My biological clock is ticking: I’m fast reaching age at which I will be too old to enlist in the military. It’s a strange thing to be wistful about. One of the biggest reliefs of my life is that I didn’t have to go to Iraq or Afghanistan. But I can’t help but feel a twinge of regret that I won’t ever know the military, which was such a big part of mens’ lives for so much of U.S. history, but is now vanishing into a tiny segment of the society. That’s a good thing, insofar as a smaller military means fewer people have to face the horrors of war. Fewer Americans, anyway. But at the same time, I can’t help but worry about the implications of creating a distinct warrior class.
This is on my mind because last weekend my wife and I watched Full Metal Jacket, Apocalypse Now and Platoon.
As a film, Platoon is the least good but Oliver Stone is the only one of the three who was actually in the war. That seems to have given him a better eye for details that really make you feel like you’re in the middle of a godforsaken jungle, like the ants crawling all over Taylor’s neck in an early scene. It doesn’t have the psychological depth that Apocalypse Now has, but it makes up for that in visceral experience. In terms of sheer craft, Full Metal is the best of the bunch, but it’s lacking the intimacy of experience the other two have. That’s not surprising, given Kubrick’s cold, clinical style. But here it seems out of place. The brutal look at bootcamp, and what it reveals about the philosophy of the Marines, is the only thing it really adds to the conversation. But what what an addition! I hadn’t seen the film since high school, and I recalled the bootcamp portion taking up at least 70 percent of the film. But in reality, it comprises only about 30 percent.

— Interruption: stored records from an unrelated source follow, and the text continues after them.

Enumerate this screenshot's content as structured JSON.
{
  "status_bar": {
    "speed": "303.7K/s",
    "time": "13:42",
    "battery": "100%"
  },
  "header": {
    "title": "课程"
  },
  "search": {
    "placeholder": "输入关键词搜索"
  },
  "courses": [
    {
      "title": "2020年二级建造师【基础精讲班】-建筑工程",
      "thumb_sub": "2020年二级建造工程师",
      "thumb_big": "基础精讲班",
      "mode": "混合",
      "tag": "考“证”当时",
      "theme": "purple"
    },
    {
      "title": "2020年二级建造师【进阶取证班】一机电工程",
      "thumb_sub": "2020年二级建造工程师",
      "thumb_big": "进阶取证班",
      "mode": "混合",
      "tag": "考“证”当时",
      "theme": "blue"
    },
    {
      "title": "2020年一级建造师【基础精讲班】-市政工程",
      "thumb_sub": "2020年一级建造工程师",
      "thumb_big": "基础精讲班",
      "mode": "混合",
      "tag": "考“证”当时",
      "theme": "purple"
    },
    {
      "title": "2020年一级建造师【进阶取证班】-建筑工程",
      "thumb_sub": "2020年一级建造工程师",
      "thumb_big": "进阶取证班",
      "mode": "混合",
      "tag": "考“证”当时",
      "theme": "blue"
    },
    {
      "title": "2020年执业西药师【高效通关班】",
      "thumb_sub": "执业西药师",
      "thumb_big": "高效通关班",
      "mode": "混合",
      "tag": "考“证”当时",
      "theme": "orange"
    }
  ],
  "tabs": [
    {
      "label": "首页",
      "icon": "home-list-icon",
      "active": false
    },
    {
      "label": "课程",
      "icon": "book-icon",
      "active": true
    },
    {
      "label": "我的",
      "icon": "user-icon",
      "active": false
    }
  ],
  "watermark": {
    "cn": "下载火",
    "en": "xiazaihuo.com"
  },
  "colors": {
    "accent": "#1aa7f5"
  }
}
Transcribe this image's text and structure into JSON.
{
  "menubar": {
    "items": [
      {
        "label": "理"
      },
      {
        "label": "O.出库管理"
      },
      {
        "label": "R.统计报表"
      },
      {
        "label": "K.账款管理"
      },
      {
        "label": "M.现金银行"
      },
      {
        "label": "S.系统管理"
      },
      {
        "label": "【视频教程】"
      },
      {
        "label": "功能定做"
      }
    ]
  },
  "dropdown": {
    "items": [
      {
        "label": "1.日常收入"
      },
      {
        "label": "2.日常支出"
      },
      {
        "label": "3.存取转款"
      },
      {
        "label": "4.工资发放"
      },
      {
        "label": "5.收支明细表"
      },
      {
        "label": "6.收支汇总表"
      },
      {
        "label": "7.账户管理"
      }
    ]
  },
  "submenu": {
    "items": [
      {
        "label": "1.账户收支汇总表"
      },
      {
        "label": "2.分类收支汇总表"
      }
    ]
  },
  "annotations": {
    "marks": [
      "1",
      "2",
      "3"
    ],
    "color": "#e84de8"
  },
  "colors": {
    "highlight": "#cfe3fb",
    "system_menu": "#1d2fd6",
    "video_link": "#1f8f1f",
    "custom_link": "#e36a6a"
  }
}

Taken together though, the three films form a large whole, a reflection of the authoritarian hell of bootcamp, the physical hell of the battlefield, and the psychological hell lingers even after you go home. The hell that I avoided, but all too many people live every day.